Author information

Affiliations

Authors

Contributions

K.M. constructed virome data. K.M. and I.K. performed metagenome analyses and sequence analyses on ARGs. K.S.P. and J.H.J. performed cloning, MIC assay, and susceptibility analyses on ARGs. K.L. performed bacterial metagenome analyses. C.-J.C, S.H.L., and J.-C.C supervised the study. K.M., I.K, and J.-C.C. wrote the manuscript. The authors read and approve the final manuscript.

Corresponding authors

Correspondence to Sang Hee Lee or Jang-Cheon Cho.

Ethics declarations

Ethics approval and consent to participate

Not applicable.

Consent for publication

Not applicable.

Competing interests
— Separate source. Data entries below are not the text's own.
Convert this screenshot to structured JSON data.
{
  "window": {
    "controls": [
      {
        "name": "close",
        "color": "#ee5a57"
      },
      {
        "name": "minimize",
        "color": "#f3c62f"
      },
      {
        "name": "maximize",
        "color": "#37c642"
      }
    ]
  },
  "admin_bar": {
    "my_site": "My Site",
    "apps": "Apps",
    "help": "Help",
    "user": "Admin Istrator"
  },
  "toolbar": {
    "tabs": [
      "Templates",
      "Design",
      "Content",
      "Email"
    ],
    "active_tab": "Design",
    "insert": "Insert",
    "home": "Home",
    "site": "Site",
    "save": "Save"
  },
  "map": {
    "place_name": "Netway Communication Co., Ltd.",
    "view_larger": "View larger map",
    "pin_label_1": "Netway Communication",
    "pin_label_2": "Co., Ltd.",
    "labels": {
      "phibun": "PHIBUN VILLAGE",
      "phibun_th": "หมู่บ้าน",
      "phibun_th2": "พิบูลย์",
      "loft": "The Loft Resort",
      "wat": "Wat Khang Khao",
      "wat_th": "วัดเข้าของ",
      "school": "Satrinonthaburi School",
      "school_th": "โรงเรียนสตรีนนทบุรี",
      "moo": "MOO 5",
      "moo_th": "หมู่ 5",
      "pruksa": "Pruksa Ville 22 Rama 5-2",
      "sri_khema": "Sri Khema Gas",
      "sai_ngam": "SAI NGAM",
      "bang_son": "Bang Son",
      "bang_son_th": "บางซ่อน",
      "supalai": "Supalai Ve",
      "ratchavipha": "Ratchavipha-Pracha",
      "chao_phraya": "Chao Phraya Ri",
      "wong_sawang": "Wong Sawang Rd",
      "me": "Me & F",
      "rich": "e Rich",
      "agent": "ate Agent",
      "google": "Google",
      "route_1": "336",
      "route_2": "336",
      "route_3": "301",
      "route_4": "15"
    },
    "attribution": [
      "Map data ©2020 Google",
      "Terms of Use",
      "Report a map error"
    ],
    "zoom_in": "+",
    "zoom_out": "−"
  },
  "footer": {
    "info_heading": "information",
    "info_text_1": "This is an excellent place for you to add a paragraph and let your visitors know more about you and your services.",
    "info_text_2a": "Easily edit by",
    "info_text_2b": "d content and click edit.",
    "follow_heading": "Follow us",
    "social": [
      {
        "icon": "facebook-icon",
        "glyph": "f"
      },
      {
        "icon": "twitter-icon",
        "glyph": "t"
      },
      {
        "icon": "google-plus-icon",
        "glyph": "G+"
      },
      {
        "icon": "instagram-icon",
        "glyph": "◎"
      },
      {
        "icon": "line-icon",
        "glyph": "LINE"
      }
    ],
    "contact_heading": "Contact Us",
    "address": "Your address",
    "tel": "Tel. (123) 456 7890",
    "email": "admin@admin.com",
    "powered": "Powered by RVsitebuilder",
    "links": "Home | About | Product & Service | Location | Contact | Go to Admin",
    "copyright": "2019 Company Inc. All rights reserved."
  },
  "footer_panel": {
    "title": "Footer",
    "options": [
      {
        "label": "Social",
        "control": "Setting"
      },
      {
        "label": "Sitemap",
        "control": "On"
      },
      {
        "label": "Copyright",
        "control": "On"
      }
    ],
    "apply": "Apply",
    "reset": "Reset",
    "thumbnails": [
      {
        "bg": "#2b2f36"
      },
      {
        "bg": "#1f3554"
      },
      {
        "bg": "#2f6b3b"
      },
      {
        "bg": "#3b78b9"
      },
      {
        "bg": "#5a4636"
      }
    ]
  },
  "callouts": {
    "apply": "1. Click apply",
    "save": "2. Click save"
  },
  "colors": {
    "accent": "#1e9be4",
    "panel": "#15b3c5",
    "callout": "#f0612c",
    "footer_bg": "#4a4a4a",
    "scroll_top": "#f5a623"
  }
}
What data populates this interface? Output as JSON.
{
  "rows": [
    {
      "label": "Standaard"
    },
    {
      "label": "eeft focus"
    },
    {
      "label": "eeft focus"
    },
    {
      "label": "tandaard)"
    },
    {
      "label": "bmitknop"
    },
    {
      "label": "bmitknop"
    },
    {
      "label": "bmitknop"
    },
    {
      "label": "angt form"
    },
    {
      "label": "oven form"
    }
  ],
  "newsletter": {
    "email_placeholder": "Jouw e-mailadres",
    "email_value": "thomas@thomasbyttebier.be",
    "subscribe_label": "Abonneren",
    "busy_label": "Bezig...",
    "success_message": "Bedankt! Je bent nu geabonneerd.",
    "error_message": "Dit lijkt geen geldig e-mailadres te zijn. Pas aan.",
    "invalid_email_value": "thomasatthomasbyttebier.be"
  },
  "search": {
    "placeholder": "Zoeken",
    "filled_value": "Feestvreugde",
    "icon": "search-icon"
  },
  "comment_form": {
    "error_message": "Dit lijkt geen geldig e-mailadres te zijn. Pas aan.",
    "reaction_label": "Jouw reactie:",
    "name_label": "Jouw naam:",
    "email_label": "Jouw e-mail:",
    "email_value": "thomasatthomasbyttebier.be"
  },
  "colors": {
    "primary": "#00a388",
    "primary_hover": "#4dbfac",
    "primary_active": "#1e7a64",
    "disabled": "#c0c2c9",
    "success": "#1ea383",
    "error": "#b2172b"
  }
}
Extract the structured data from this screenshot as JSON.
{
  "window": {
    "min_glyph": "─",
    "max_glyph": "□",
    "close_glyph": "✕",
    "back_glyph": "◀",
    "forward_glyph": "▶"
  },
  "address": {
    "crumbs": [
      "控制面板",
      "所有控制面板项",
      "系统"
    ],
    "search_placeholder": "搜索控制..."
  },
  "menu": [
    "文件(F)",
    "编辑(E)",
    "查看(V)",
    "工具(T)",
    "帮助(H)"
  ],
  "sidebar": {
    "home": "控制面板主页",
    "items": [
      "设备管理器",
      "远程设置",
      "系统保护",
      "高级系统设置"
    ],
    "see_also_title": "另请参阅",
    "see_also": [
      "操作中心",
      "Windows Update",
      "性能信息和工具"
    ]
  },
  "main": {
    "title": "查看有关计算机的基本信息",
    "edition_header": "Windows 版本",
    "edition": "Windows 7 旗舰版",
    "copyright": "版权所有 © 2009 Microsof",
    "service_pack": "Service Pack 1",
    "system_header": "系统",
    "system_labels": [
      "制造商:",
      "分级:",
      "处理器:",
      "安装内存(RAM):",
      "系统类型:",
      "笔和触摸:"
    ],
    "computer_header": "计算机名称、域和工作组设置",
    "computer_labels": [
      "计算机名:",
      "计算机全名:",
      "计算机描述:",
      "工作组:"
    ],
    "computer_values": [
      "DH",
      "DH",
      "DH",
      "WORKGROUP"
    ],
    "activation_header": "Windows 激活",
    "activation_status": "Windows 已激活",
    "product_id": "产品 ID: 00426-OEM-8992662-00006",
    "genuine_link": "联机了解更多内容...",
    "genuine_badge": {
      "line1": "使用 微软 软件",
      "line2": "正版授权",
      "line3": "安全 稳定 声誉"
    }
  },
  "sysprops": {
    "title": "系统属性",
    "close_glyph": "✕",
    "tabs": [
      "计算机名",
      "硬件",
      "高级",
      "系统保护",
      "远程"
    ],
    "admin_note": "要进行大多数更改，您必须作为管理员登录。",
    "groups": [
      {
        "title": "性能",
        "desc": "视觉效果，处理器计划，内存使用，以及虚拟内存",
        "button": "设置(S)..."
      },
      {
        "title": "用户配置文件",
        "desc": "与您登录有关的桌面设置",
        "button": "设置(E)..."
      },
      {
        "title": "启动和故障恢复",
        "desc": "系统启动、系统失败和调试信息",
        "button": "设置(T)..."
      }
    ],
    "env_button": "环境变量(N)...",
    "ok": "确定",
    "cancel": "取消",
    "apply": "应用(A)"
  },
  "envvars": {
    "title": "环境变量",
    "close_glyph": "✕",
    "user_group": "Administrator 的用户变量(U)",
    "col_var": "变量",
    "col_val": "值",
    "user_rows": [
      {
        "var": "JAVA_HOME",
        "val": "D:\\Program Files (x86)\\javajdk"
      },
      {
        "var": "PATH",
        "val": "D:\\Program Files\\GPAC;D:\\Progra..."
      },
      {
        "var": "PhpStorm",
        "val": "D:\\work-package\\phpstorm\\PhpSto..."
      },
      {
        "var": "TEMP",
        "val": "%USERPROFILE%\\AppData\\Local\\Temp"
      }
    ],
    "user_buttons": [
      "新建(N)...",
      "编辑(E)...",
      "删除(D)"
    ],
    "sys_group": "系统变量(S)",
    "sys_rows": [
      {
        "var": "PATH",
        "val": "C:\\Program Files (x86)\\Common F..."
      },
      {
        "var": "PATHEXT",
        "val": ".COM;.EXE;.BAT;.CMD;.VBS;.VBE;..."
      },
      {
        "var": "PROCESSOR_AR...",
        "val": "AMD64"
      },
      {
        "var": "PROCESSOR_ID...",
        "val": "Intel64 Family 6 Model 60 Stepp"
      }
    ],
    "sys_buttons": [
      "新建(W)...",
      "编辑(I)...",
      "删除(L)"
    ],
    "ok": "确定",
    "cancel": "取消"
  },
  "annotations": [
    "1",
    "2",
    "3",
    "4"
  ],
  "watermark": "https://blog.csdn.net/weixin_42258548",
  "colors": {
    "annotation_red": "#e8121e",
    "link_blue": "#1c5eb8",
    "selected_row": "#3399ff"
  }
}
The authors declare that they have no competing interests.

Additional information

Publisher’s Note

Springer Nature remains neutral with regard to jurisdictional claims in published maps and institutional affiliations.

Supplementary information

Rights and permissions

Open Access This article is licensed under a Creative Commons Attribution 4.0 International License, which permits use, sharing, adaptation, distribution and reproduction in any medium or format, as long as you give appropriate credit to the original author(s) and the source, provide a link to the Creative Commons licence, and indicate if changes were made. The images or other third party material in this article are included in the article's Creative Commons licence, unless indicated otherwise in a credit line to the material. If material is not included in the article's Creative Commons licence and your intended use is not permitted by statutory regulation or exceeds the permitted use, you will need to obtain permission directly from the copyright holder. To view a copy of this licence, visit http://creativecommons.org/licenses/by/4.0/. The Creative Commons Public Domain Dedication waiver (http://creativecommons.org/publicdomain/zero/1.0/) applies to the data made available in this article, unless otherwise stated in a credit line to the data.

Reprints and Permissions

About this article

Verify currency and authenticity via CrossMark

Cite this article

Moon, K., Jeon, J.H., Kang, I. et al. Freshwater viral metagenome reveals novel and functional phage-borne antibiotic resistance genes. Microbiome 8, 75 (2020). https://doi.org/10.1186/s40168-020-00863-4

Download citation

Keywords

  • Bacteriophage
  • Viral metagenome
  • Virome
  • Antibiotic resistance gene
  • Minimum inhibitory concentration
  • β-lactamase
  • River